> YOUR ASSIGNMENT: For each line below that contains the word "product", return that line.

> DATA SHOWN:
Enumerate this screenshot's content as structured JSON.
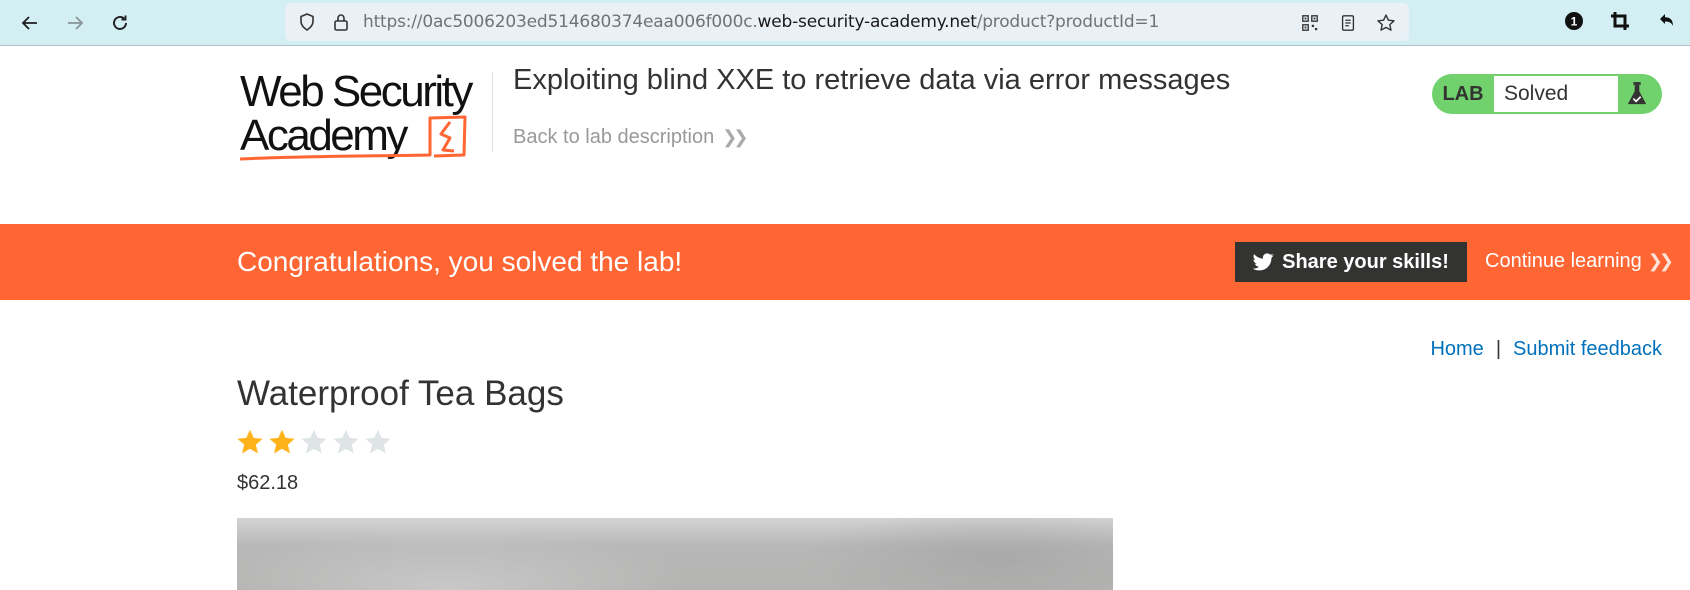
{
  "browser": {
    "url_prefix": "https://0ac5006203ed514680374eaa006f000c.",
    "url_host": "web-security-academy.net",
    "url_path": "/product?productId=1",
    "icons": {
      "back": "arrow-left-icon",
      "forward": "arrow-right-icon",
      "reload": "reload-icon",
      "shield": "shield-icon",
      "lock": "lock-icon",
      "qr": "qr-code-icon",
      "reader": "reader-view-icon",
      "bookmark": "star-icon",
      "extension_badge": "1",
      "crop": "crop-icon",
      "undo": "undo-icon"
    }
  },
  "header": {
    "logo_line1": "Web Security",
    "logo_line2": "Academy",
    "lab_title": "Exploiting blind XXE to retrieve data via error messages",
    "back_link": "Back to lab description",
    "lab_badge_label": "LAB",
    "lab_status": "Solved"
  },
  "banner": {
    "message": "Congratulations, you solved the lab!",
    "share_button": "Share your skills!",
    "continue_link": "Continue learning"
  },
  "top_links": {
    "home": "Home",
    "separator": "|",
    "feedback": "Submit feedback"
  },
  "product": {
    "title": "Waterproof Tea Bags",
    "rating": 2,
    "rating_max": 5,
    "price": "$62.18"
  },
  "colors": {
    "brand_orange": "#ff6633",
    "lab_green": "#70d16d",
    "link_blue": "#0071bc",
    "star_filled": "#ffb21a",
    "star_empty": "#dfe4e6"
  }
}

> YOUR SOLUTION:
    "url_path": "/product?productId=1",
  "product": {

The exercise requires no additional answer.